Print the records again, character for character.

Provided records START

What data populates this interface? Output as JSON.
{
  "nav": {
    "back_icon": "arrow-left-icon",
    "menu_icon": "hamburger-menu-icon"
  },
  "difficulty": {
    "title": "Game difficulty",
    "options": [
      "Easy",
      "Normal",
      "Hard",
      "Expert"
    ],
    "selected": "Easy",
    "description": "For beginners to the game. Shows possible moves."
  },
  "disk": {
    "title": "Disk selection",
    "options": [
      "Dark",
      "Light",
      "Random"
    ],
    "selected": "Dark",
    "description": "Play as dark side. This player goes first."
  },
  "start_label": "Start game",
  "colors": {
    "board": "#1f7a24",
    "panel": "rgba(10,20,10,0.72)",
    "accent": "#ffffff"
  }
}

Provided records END

:: The completed task ::
What data populates this interface? Output as JSON.
{
  "nav": {
    "back_icon": "arrow-left-icon",
    "menu_icon": "hamburger-menu-icon"
  },
  "difficulty": {
    "title": "Game difficulty",
    "options": [
      "Easy",
      "Normal",
      "Hard",
      "Expert"
    ],
    "selected": "Easy",
    "description": "For beginners to the game. Shows possible moves."
  },
  "disk": {
    "title": "Disk selection",
    "options": [
      "Dark",
      "Light",
      "Random"
    ],
    "selected": "Dark",
    "description": "Play as dark side. This player goes first."
  },
  "start_label": "Start game",
  "colors": {
    "board": "#1f7a24",
    "panel": "rgba(10,20,10,0.72)",
    "accent": "#ffffff"
  }
}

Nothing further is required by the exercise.